Photographs by Lauren Piippo.

Once a year, Crain's Detroit and the Michigan State Housing and Development Authority (MSHDA) team up to throw Crain's House Party. The event draws suburbanites into the city, where they attend a cocktail party at one of twenty five featured houses, lofts, and condos. The purpose is to meet "urban dwellers [in order] to experience residential living in Detroit." While we're sure each of the twenty five domiciles were inspiring and, dare we say, amazeballs, we feel awfully lucky to have been assigned to 605 Chicago Boulevard in Detroit's Boston-Edison neighborhood. The 100 year old mansion has been lovingly attended to by homeowner Kevin Prihod and his wife Mary Zatina. The couple provided Curbed rare access to a home that we may or may not have slowly driven by and gawked at plenty of times already.

We can all thank Bob Vila for the home's condition. Prihod had recently moved from Chicago and was living in Waterford when the first episode of This Old House came across the television. The famous home remodeling program inspired Prihod and he thought, "This would be so cool, to buy a house like that." Soon, Prihod moved out of the suburbs and into the city, purchasing the historic home on Chicago Boulevard in May of 1981 for $105K. It's thirty years later and Prihod hasn't stopped working on his home. Not because it's needed so much renovation, mind you, but for the simple joy he gets from tending to the house. "It was in fine shape. We just needed to do our own thing with it."

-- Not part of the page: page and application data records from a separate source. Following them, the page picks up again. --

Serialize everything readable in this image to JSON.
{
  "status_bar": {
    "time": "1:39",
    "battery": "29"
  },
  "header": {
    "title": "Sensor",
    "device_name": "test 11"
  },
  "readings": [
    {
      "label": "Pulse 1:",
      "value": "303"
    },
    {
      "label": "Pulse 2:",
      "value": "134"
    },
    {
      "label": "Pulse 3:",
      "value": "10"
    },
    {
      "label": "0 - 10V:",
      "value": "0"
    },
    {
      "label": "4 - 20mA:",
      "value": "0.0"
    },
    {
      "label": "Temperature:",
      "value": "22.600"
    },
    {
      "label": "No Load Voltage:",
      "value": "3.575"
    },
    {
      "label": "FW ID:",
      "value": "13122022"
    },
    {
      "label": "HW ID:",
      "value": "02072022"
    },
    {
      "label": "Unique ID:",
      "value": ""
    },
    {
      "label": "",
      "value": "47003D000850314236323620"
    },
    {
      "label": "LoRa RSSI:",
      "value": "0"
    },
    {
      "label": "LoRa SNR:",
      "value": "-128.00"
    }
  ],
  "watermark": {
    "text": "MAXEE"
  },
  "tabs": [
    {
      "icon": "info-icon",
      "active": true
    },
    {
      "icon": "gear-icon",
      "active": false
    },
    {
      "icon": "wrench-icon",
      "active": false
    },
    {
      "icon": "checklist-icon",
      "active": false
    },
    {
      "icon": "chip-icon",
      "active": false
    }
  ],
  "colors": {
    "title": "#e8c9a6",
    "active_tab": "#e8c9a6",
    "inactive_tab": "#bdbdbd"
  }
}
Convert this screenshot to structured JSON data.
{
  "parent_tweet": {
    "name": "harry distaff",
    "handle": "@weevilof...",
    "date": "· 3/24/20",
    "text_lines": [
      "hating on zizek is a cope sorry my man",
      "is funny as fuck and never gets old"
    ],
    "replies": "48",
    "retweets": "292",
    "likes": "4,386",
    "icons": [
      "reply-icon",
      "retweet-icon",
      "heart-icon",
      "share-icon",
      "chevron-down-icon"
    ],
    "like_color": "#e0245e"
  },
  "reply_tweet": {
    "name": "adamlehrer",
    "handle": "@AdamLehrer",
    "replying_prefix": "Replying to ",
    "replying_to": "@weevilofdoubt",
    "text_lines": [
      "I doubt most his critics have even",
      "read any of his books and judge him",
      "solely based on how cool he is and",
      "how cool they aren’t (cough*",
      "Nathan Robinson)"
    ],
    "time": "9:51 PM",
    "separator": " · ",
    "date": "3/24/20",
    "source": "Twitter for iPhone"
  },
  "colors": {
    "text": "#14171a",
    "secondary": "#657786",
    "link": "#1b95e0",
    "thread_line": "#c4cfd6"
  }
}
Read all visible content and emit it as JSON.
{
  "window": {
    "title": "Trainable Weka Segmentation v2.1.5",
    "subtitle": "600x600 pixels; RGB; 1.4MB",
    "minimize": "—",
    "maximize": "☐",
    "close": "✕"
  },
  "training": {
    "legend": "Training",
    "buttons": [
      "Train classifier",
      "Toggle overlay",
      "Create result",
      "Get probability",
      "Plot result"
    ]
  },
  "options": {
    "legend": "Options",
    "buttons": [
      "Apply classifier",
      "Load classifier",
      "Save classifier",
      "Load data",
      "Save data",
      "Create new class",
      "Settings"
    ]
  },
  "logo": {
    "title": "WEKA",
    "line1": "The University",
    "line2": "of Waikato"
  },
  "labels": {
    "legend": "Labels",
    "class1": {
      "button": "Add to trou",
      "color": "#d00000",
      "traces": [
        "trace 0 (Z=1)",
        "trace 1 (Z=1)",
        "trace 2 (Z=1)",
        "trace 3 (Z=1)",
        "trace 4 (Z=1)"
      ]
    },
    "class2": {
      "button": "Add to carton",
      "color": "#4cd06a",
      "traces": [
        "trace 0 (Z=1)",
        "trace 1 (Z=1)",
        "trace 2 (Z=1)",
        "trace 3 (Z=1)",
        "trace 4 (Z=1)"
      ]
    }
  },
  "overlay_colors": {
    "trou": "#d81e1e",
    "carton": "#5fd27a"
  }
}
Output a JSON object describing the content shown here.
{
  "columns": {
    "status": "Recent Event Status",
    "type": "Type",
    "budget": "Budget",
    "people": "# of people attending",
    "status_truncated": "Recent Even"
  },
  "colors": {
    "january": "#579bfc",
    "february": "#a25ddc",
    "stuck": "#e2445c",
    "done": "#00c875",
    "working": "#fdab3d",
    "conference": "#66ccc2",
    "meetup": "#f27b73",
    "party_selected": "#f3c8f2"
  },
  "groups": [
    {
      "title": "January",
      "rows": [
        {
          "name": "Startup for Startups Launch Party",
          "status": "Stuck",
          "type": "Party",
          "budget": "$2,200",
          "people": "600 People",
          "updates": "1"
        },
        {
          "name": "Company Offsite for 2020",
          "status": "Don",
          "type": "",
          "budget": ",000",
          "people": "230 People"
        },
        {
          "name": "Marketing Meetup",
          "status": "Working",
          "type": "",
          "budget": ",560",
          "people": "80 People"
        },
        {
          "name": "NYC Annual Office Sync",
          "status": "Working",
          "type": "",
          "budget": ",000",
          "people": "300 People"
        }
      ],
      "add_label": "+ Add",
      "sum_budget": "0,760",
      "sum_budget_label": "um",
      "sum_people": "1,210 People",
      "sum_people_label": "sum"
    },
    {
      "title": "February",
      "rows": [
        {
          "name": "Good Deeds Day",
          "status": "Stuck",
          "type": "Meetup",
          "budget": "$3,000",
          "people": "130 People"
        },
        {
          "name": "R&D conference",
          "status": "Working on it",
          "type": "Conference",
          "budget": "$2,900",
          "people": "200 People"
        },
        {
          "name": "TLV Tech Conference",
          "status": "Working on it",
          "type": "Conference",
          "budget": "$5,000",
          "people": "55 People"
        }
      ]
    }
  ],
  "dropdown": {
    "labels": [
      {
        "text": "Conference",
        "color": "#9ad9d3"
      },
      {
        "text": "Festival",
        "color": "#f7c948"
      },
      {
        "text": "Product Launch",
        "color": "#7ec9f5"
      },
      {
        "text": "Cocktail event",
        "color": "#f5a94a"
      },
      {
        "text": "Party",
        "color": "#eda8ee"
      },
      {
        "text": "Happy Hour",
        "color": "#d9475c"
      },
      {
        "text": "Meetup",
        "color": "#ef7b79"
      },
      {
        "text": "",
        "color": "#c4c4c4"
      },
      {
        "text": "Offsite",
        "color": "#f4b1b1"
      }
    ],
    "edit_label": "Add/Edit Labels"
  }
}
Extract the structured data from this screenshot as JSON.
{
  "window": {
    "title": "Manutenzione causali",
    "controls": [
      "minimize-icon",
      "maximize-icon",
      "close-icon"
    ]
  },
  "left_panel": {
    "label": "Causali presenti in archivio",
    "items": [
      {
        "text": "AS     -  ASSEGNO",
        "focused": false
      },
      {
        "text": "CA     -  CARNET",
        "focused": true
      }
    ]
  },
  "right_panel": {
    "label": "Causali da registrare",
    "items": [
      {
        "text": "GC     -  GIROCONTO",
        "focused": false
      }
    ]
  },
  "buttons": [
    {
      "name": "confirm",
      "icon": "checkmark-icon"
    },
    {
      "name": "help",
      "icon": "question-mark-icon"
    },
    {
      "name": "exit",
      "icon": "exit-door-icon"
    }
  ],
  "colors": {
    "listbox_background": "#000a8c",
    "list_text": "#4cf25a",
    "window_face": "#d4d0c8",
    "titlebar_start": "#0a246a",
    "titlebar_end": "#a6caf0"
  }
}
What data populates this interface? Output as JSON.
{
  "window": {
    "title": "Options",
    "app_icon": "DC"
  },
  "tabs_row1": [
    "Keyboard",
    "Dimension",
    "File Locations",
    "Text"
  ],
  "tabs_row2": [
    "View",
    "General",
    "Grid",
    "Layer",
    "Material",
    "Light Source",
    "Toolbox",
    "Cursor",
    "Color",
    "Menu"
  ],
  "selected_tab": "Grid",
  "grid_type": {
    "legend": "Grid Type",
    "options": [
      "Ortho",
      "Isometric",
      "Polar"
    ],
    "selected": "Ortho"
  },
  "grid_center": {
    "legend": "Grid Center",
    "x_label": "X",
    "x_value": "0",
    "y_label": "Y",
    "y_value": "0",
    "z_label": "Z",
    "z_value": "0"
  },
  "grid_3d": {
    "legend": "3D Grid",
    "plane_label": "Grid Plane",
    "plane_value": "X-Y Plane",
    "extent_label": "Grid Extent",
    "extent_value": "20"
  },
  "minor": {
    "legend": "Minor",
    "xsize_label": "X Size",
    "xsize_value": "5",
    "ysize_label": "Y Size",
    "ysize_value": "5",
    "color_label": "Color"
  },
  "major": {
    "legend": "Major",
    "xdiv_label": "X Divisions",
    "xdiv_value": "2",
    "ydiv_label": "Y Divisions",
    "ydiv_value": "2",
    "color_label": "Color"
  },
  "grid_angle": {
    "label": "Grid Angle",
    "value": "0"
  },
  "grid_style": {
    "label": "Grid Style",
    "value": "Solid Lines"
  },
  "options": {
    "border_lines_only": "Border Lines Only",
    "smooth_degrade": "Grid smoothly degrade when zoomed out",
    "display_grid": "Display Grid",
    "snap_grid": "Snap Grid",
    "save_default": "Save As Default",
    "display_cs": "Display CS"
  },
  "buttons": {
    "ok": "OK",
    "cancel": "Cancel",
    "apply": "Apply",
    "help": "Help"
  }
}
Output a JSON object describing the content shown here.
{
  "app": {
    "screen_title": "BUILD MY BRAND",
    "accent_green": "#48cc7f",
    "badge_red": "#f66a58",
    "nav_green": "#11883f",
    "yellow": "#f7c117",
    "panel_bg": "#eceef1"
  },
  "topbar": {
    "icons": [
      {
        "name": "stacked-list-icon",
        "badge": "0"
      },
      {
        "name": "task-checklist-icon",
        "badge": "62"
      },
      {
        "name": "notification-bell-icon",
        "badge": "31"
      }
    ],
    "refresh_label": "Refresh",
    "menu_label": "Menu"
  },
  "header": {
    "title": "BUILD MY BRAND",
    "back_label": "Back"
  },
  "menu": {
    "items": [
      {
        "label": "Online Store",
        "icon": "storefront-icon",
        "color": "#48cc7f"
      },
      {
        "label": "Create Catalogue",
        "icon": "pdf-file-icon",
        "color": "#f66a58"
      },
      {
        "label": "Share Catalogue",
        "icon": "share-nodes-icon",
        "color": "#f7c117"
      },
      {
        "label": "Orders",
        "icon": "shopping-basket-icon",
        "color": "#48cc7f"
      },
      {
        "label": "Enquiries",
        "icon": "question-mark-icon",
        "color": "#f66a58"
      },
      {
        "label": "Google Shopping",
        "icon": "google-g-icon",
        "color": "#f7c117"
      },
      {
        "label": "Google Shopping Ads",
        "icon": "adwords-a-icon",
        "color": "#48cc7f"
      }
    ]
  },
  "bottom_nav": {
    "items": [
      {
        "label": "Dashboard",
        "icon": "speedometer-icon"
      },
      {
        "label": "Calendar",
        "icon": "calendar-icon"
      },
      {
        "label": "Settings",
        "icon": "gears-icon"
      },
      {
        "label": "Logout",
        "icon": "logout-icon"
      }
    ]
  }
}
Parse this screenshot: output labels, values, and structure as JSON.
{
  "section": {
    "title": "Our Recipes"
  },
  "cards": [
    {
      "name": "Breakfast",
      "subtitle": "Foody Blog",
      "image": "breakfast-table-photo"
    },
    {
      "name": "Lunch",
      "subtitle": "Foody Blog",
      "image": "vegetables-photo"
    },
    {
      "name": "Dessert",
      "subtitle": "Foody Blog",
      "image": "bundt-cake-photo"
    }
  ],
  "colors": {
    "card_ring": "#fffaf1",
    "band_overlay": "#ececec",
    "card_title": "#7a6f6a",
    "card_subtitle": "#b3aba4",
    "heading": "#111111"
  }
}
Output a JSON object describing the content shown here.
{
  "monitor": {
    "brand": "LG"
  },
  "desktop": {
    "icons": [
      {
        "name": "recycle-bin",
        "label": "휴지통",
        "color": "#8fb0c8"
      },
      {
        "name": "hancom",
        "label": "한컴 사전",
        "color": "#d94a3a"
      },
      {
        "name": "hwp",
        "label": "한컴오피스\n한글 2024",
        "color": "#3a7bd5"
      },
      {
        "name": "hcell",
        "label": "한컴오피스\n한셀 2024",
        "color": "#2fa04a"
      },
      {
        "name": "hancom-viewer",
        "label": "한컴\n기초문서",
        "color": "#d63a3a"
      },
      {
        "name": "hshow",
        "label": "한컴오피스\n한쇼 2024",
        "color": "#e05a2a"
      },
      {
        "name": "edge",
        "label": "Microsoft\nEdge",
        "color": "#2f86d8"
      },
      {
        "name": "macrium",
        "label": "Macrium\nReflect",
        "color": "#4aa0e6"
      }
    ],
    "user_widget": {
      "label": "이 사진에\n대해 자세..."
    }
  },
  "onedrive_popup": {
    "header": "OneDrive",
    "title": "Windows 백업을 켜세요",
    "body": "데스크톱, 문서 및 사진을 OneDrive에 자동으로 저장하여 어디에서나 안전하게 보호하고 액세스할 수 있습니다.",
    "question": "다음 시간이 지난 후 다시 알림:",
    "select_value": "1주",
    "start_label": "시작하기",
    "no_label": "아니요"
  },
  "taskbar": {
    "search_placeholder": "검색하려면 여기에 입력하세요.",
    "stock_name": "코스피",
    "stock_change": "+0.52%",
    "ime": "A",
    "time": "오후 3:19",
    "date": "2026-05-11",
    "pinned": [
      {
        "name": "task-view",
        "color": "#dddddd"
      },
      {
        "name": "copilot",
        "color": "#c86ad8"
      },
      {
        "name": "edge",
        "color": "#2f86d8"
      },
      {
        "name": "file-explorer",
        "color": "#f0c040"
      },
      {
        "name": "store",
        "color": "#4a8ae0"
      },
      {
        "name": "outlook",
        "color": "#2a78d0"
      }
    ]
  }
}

Prihod and his wife Mary do as much of the renovations as they can. The basement, complete with a bar, billiards room, and kitchen, was unfinished when Prihod purchased the home. Kevin knocked down walls and put new ones up, transforming the old coal room into the Black Dog Pub. Upstairs, they turned a fireplace into a bookshelf and a jack and jill bathroom into an office (among MANY other renovations). Mary took classes at Pewabic Pottery and now one of the bathrooms are covered in tile of her own creation. Current projects include a slow transition from reds, blues, and greens to more subdued browns and forest greens. The outside, too, is seeing changes as the pair are repaving and re-gardening the property. Kevin and Mary cherish their house almost as much as they cherish their dogs.

"We use the house," said Prihod. "Some people don't use the houses."

· Crain's Detroit House Party [Crain's Detroit]
· Michigan State Housing Development Authority [Official]
· Boston-Edison Historic District [Official]